Extracted entries below:

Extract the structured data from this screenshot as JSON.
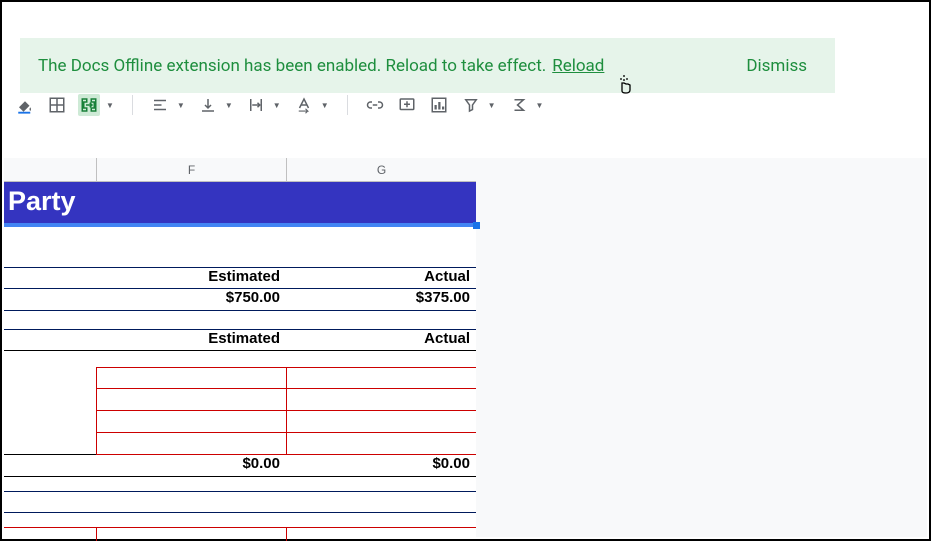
{
  "notification": {
    "message": "The Docs Offline extension has been enabled. Reload to take effect.",
    "reload_label": "Reload",
    "dismiss_label": "Dismiss"
  },
  "columns": {
    "f": "F",
    "g": "G"
  },
  "sheet": {
    "title": "Party",
    "header1": {
      "estimated": "Estimated",
      "actual": "Actual"
    },
    "values1": {
      "estimated": "$750.00",
      "actual": "$375.00"
    },
    "header2": {
      "estimated": "Estimated",
      "actual": "Actual"
    },
    "totals": {
      "estimated": "$0.00",
      "actual": "$0.00"
    }
  }
}
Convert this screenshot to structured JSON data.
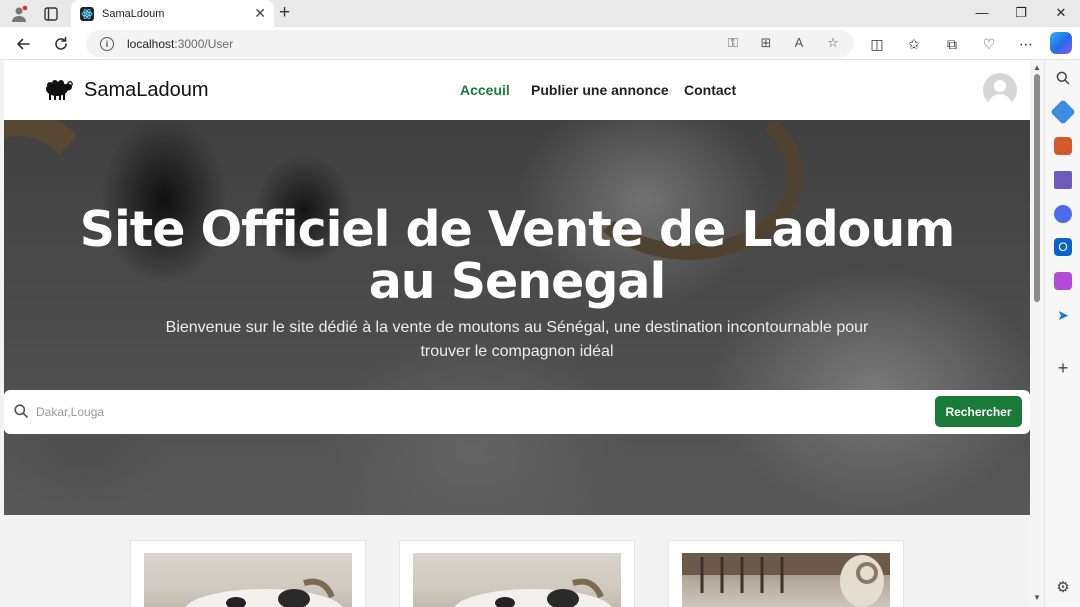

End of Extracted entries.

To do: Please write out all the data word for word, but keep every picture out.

Exercise result:
Extract the structured data from this screenshot as JSON.
{
  "notification": {
    "message": "The Docs Offline extension has been enabled. Reload to take effect.",
    "reload_label": "Reload",
    "dismiss_label": "Dismiss"
  },
  "columns": {
    "f": "F",
    "g": "G"
  },
  "sheet": {
    "title": "Party",
    "header1": {
      "estimated": "Estimated",
      "actual": "Actual"
    },
    "values1": {
      "estimated": "$750.00",
      "actual": "$375.00"
    },
    "header2": {
      "estimated": "Estimated",
      "actual": "Actual"
    },
    "totals": {
      "estimated": "$0.00",
      "actual": "$0.00"
    }
  }
}
Convert this screenshot to structured JSON data.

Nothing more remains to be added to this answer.